Start of Supplied data
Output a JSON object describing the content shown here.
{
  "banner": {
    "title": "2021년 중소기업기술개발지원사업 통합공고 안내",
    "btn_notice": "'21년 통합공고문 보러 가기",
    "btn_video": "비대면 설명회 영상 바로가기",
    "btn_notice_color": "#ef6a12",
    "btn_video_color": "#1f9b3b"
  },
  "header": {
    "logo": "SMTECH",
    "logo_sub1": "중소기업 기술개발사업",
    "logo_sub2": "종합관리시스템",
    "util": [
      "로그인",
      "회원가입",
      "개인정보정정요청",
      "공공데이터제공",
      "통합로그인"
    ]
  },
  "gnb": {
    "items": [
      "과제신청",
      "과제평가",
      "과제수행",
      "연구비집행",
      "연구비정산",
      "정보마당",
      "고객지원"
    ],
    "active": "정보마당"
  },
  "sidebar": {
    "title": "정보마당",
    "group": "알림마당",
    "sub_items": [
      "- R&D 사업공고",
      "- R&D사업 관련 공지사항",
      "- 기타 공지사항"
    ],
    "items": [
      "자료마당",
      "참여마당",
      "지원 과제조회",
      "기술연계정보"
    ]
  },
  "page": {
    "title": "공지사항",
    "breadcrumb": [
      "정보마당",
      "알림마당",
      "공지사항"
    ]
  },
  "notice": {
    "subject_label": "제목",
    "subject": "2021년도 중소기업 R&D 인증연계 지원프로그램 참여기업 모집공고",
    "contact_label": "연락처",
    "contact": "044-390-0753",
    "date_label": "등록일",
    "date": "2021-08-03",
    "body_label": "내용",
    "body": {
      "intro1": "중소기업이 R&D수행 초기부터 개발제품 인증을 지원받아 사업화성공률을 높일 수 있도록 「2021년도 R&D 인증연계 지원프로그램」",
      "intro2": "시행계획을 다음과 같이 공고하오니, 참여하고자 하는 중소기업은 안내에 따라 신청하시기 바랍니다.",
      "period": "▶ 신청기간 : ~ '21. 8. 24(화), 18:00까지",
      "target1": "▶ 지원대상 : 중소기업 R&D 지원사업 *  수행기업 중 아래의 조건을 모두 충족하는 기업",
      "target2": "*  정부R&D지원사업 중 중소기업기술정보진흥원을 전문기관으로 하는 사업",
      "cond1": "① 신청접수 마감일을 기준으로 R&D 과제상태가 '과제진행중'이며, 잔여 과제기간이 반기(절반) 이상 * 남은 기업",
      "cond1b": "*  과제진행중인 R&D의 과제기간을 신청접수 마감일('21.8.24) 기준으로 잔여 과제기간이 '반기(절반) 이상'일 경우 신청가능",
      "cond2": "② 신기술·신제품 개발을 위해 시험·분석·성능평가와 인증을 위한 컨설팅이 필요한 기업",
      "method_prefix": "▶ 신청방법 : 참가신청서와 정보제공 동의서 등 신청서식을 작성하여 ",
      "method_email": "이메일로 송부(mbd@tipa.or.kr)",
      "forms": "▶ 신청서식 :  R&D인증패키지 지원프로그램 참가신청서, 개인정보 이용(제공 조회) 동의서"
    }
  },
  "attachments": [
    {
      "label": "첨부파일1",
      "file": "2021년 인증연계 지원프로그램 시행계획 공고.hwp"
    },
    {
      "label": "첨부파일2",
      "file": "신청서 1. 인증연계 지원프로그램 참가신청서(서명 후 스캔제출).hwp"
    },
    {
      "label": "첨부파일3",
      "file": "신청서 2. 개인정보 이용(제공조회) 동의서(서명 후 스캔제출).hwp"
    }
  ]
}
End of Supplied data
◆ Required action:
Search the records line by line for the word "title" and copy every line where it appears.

◆ Task output:
    "title": "2021년 중소기업기술개발지원사업 통합공고 안내",
    "title": "정보마당",
    "title": "공지사항",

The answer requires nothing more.